KELLY: Well, let's look ahead. Michele Kelemen, I gave you the first word. I'll give you the last word, too, because we love you. We were talking about the vote at the U.N. today. Where does the Biden administration take this next?

KELEMEN: Well, I mean, I think that vote should give a boost to Secretary Blinken, who remains in the region. And he's heading to Jordan tomorrow for a big conference on humanitarian aid for Gaza. So that should give him a big boost that the U.S. is doing something, that it has some support from the region. He's also planning to visit Qatar, which is a key country in these cease-fire talks. You know, Hamas has an office in Doha, Qatar, and that's a place where they receive the formal responses from Hamas political figures. Blinken also visited Egypt, which is the other key player in these negotiations. So he's really just trying to get these talks going and to get this first phase started.

KELLY: That is NPR diplomatic correspondent Michele Kelemen and international correspondent Daniel Estrin. Thanks to you both.

KELEMEN: Thank you.

ESTRIN: You're welcome.

(SOUNDBITE OF HERMANOS GUTIERREZ'S "MESA REDONDA") Transcript provided by NPR, Copyright NPR.

NPR transcripts are created on a rush deadline by an NPR contractor. This text may not be in its final form and may be updated or revised in the future. Accuracy and availability may vary. The authoritative record of NPR’s programming is the audio record.

Daniel Estrin is NPR's international correspondent in Jerusalem.
Michele Kelemen has been with NPR for two decades, starting as NPR's Moscow bureau chief and now covering the State Department and Washington's diplomatic corps.
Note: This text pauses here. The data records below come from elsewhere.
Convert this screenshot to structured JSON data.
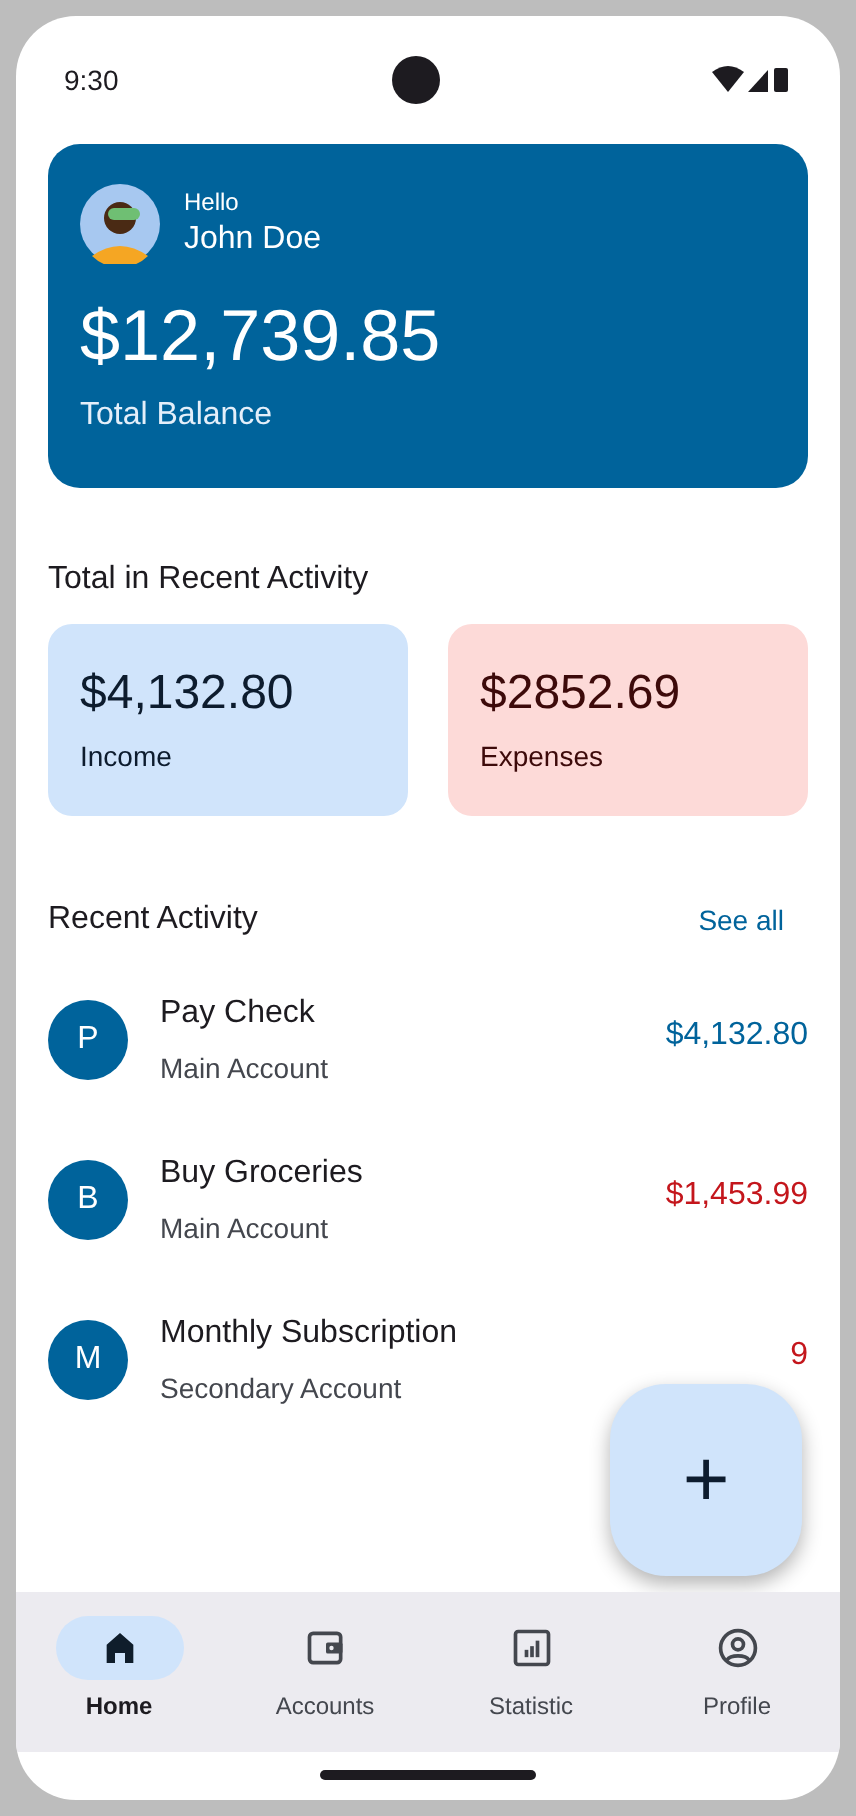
{
  "status_bar": {
    "time": "9:30"
  },
  "balance_card": {
    "greeting": "Hello",
    "name": "John Doe",
    "amount": "$12,739.85",
    "label": "Total Balance"
  },
  "summary": {
    "title": "Total in Recent Activity",
    "cards": [
      {
        "kind": "income",
        "amount": "$4,132.80",
        "label": "Income"
      },
      {
        "kind": "expense",
        "amount": "$2852.69",
        "label": "Expenses"
      }
    ]
  },
  "recent_activity": {
    "title": "Recent Activity",
    "see_all": "See all",
    "items": [
      {
        "initial": "P",
        "title": "Pay Check",
        "account": "Main Account",
        "amount": "$4,132.80",
        "kind": "income"
      },
      {
        "initial": "B",
        "title": "Buy Groceries",
        "account": "Main Account",
        "amount": "$1,453.99",
        "kind": "expense"
      },
      {
        "initial": "M",
        "title": "Monthly Subscription",
        "account": "Secondary Account",
        "amount": "9",
        "kind": "expense"
      }
    ]
  },
  "fab": {
    "label": "+"
  },
  "nav": [
    {
      "label": "Home",
      "kind": "home",
      "selected": true
    },
    {
      "label": "Accounts",
      "kind": "wallet",
      "selected": false
    },
    {
      "label": "Statistic",
      "kind": "chart",
      "selected": false
    },
    {
      "label": "Profile",
      "kind": "profile",
      "selected": false
    }
  ]
}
Her reports can be heard on all NPR News programs, including Morning Edition and All Things Considered.
Mary Louise Kelly is a co-host of All Things Considered, NPR's award-winning afternoon newsmagazine.